That behavior would be considered extremely rude if it didn't happen so often that it's practically a cliche. The other comics watch as all these fresh faces take their seats before the show, and we see them not really paying attention to the first few performers, but when their friend takes the stage they go nuts. The other comics know what's about to happen. It's even worse for the comic slated to go up next, because they're gonna spend the first minute of their set watching over half the room duck out of there like a deadbeat dad at their kids' graduation.
Not to say you shouldn't invite your friends to watch you perform when you're first starting out in comedy. It really does help having them there to cheer you on, but there is a major drawback to it in the long run. The more times you perform, fewer of your friends will come out to see you, and then you start to see just how your material hits with audience members who aren't there to cushion your ego. This is a real sink-or-swim time for new comics; when they first start to question how funny they really are. The good ones get their asses in gear. The bad ones get really bitter.
If you really want to grow as a comic, it's extremely important to get constructive feedback as opposed to having your friends placate you. Making friends with the other comics is perhaps the best way to get good notes on your performance. Having friends with unique experience in other fields such as theater, improv, music, psychology, etc. can also be useful because they're good at spotting things you'd otherwise never notice. My first year in, I invited a friend who was a professional poker player to one of my shows. After the show, he was able to point out every one of my nervous tics, because those are the kinds of tells he's trained to spot in his opponents. His advice was a game-changer for my act, and also the reason I don't play poker anymore.

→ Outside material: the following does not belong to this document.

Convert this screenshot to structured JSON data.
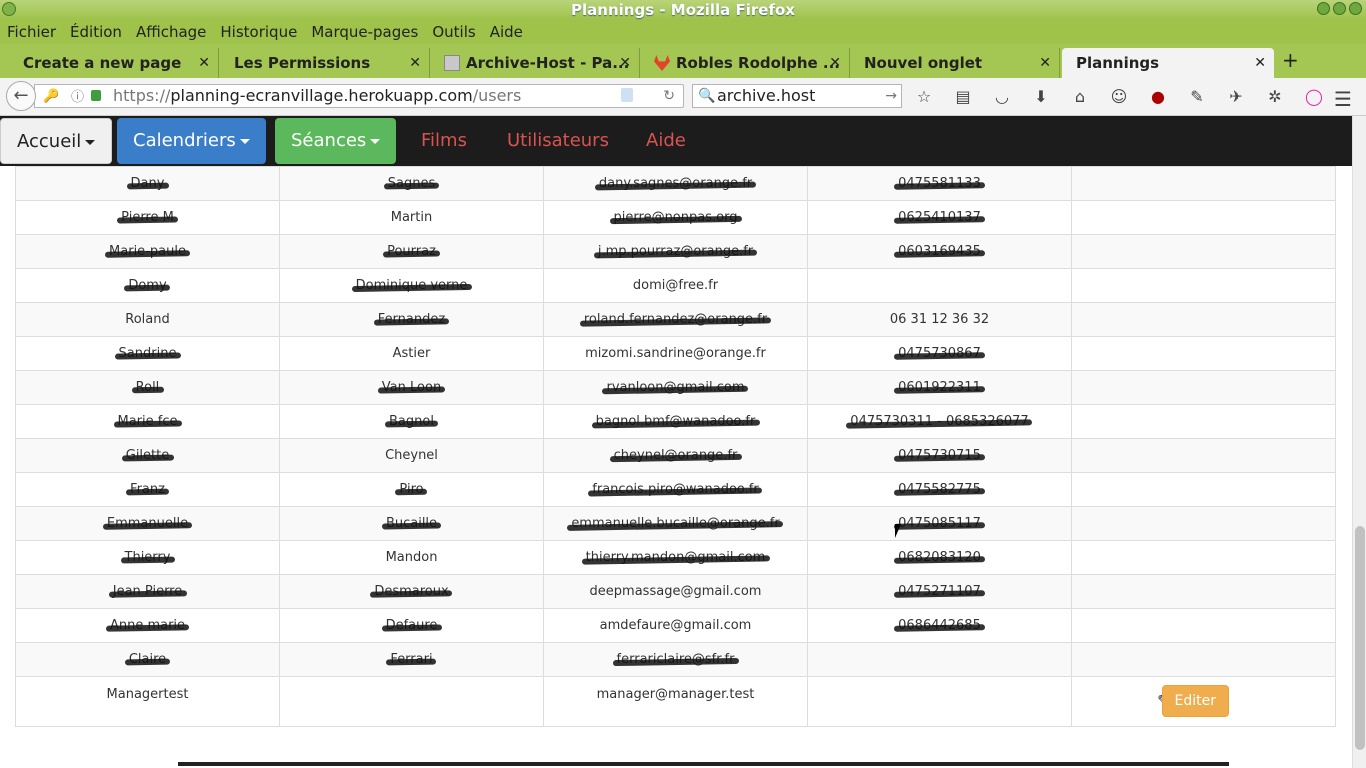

Perhaps one of the best people capable of telling you what you're doing wrong ... is yourself. You are the only person who knows exactly what was going through your head while you were performing, you saw the looks on the faces in the audience, and you're probably already your own worst critic. Record yourself each time you perform, and review the footage. Being able to watch yourself perform will definitely take some getting used to. There's gonna be a lot of cringing, but each one of those cringes will help you recognize what you're doing wrong, and help you avoid those same mistakes in the future.
What if they don't laugh? What if you choke? What if you embarrass yourself? There are a lot of what-ifs that will go through your head when you try anything new, especially standing in front of an audience and trying to make them laugh. But all of the questions going through your head can all be answered by two simple words: so what?
Yes, there are plenty of valid reasons to be nervous about getting up on that stage, but you must also keep in mind that everyone in that room understands what's going on. You have an audience of people who are there to listen to what you have to say, other comics who have been in your shoes, and maybe a couple jerks who just don't know how to behave in public. Ignore the jerks. They're really not worth your energy. Everyone else is rooting for you.
Plus, even if your set does not go over well, those people's attention will be directed to the next comic coming up on that stage. The show goes on, and no one will dwell on your mistakes but you. On the other hand, if your set goes great, you will have handed that next comic a hot crowd. The best case scenario is you leave that stage triumphant. The worst-case scenario is you leave that stage right back where you started.
Top image: Pdsci, Graphbottles/Shutterstock